| AIM OF THE TASK |
Gather every line below where "JSON" appears.

| INPUT |
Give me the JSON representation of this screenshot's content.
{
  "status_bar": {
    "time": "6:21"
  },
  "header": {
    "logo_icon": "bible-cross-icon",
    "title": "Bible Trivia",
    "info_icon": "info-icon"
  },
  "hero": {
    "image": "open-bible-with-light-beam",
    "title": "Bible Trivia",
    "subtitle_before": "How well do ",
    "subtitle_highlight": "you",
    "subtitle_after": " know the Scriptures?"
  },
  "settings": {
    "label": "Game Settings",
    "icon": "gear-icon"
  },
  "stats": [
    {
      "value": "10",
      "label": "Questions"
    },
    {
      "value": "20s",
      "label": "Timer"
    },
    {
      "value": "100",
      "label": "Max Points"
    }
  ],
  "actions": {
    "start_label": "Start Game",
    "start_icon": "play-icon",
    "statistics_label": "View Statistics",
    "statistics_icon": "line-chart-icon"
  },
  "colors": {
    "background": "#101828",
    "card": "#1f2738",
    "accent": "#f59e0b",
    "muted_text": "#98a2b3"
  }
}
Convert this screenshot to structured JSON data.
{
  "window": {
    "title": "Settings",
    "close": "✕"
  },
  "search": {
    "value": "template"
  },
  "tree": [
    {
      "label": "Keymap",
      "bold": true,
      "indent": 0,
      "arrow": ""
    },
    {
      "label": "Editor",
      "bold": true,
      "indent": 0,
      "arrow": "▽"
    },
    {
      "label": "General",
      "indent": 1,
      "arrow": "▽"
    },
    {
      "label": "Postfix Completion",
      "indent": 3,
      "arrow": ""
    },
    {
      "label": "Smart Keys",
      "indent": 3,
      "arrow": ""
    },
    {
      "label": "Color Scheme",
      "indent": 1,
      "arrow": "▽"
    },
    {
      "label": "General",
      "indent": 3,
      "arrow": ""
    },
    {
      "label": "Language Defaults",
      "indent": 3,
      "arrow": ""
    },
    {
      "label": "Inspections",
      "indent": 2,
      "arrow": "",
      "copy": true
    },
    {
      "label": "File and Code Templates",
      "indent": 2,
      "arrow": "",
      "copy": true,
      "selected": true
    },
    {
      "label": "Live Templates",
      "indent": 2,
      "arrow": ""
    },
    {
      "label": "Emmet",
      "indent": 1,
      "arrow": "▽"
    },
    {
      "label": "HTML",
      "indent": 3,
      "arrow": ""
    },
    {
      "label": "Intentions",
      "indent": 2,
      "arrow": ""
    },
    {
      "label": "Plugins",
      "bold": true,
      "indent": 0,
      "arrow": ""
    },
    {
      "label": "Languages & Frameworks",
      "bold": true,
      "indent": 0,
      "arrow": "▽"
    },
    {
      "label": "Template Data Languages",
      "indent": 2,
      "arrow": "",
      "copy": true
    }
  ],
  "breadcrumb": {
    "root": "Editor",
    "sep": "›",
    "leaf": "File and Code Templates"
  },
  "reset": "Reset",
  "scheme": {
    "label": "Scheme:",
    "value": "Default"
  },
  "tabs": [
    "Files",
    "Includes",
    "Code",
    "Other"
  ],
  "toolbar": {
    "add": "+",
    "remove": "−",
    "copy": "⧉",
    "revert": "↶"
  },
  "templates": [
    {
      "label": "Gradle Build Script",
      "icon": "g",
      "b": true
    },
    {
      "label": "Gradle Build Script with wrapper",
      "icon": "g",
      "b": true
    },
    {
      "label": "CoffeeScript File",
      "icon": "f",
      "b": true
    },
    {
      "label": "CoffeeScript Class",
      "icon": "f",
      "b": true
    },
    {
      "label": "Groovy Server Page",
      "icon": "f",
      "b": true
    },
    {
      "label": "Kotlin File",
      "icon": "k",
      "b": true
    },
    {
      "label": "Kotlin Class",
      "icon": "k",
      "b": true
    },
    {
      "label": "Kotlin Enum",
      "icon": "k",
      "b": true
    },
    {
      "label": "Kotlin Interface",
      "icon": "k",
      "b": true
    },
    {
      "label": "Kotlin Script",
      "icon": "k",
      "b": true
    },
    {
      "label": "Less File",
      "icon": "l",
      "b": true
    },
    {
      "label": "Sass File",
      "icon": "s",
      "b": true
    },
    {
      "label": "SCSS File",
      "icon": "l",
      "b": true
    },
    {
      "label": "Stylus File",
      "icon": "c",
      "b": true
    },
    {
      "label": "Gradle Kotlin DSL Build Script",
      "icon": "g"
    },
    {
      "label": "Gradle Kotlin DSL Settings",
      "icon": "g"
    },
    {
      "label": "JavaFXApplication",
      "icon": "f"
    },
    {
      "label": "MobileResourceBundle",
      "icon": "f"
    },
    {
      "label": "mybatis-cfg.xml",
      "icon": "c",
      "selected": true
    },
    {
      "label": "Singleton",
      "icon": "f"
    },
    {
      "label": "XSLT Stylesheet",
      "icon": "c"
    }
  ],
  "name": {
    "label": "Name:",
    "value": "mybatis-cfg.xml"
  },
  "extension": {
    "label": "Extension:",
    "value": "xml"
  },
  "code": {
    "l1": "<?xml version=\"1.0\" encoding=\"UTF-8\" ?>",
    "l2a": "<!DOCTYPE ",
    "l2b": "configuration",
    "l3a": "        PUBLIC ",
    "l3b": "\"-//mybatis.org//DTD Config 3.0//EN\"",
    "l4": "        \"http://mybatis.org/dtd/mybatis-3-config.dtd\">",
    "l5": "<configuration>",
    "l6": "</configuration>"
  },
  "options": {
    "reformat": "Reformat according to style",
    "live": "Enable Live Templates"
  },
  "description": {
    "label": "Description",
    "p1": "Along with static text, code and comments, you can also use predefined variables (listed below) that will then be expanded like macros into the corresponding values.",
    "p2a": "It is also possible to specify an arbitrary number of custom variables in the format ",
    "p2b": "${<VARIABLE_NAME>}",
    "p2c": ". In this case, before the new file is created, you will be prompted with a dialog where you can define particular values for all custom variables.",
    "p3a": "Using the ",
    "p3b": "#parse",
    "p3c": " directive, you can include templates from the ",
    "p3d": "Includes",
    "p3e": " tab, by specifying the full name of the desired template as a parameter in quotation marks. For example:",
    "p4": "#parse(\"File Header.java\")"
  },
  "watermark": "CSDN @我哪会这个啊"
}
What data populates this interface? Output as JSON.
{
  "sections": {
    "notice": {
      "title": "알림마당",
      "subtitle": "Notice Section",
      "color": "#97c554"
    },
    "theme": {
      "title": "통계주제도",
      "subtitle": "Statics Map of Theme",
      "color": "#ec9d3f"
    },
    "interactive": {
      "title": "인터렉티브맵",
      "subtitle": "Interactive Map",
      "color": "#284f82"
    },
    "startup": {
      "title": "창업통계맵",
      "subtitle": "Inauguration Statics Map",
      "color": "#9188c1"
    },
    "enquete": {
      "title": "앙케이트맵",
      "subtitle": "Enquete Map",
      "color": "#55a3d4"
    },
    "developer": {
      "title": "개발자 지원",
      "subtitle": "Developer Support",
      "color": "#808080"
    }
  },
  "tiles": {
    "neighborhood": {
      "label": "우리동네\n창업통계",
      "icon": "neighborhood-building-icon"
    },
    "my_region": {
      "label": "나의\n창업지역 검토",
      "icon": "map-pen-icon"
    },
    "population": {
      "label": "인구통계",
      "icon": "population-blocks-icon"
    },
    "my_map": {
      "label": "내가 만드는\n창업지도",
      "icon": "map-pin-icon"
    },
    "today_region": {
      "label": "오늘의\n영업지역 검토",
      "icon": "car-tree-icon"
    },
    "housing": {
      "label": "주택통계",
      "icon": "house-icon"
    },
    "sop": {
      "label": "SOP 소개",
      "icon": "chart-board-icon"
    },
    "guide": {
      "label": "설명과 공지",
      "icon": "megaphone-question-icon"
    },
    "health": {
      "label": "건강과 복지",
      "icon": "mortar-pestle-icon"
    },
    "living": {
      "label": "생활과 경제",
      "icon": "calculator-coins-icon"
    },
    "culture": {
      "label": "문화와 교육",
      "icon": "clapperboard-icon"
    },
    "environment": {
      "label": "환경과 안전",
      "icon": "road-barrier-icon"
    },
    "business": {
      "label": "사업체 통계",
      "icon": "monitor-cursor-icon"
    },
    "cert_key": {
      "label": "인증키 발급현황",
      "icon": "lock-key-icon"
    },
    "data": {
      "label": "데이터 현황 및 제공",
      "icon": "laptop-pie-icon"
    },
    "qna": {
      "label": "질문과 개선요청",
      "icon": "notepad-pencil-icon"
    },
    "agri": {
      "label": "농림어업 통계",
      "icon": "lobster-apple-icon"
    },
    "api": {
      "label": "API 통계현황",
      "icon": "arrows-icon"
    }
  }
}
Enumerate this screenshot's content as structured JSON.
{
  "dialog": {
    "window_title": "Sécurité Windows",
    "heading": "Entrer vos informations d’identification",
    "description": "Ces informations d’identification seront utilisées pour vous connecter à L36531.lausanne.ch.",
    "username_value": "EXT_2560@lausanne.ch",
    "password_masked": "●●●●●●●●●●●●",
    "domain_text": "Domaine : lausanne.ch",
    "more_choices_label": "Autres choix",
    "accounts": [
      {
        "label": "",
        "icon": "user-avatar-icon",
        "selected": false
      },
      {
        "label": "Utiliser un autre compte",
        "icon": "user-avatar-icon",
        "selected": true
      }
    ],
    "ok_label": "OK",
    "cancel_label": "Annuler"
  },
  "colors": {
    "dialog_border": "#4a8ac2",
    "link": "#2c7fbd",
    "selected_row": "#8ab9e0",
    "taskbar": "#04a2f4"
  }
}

| WRITTEN REPLY |
Give me the JSON representation of this screenshot's content.
Convert this screenshot to structured JSON data.
What data populates this interface? Output as JSON.
Enumerate this screenshot's content as structured JSON.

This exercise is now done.